Lighting and lighting techniques were Paul’s greatest passion. “Light is the essence of human existence,” was one of his observations. In 1955, when working for engineering company Projecto, he got acquainted with the lighting products of ADB. The encounter soon turned into a love affair. He decided to stay in the world of theatre, did the odd job as a young man in the De La Mar (the historic theatre which dates back to 1840), and finally founded the company Controllux Lichttechniek in 1968 where he proceeded to furnish many theatres during the following decades. Later he enjoyed teaching at the Theatre School in Amsterdam (the training center for theatre technicians.)
Mr. Anderssen was a man of clear principles. He took his trade and his customers very seriously, always ready to lend his ear. Paul valued the close friendships formed in the theatre as much more important than trading. Those friendships were many, as was proven at the testimonial party in his honor in September. With Paul’s passing, an icon of the Dutch theatre has gone. The influence he had on today’s theatre techniques and the contacts he established between the theatre people of many countries will still be felt for decades to come.
For these notes I have drawn heavily on the obituary written by Ferenc Vajda and Paul’s son Victor which was published in the March issue of the Hungarian theatre magazine Szinpad, and I added some material of my own. For those interested in further information on Paul (in Dutch), a long interview with him appears in the November 2008 issue of the Dutch periodical Zichtlijnen. It was always a joy to receive the Anderssen’s Christmas card. Each year provided an illustration of an historic theatre or an historic lighting device. Paul is survived by his wife Frederika, three sons, and three grandchildren.
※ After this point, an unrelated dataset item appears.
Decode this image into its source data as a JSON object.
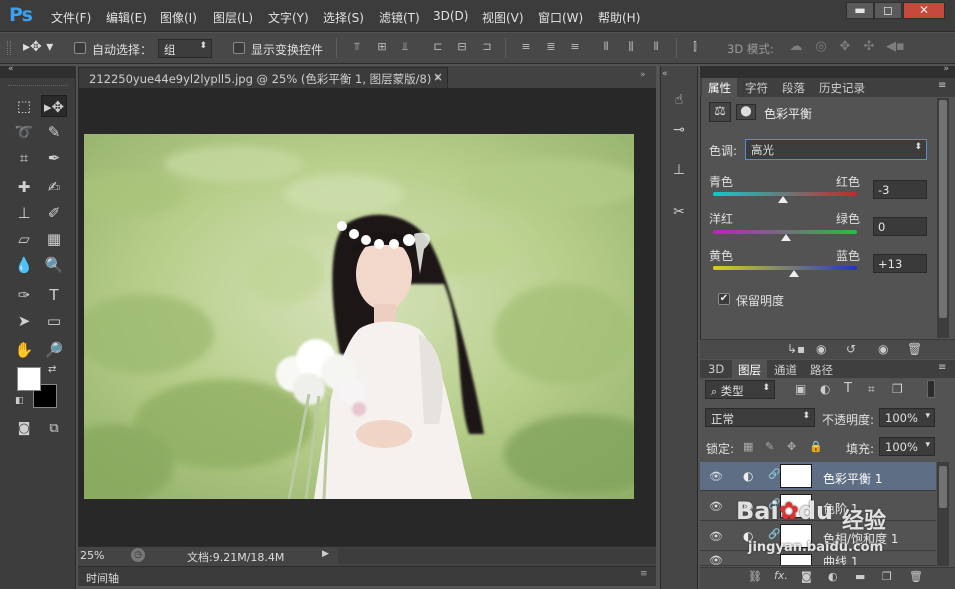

Paul was a very special individual, much loved by those of us who knew him, a personal friend and a noble spirit.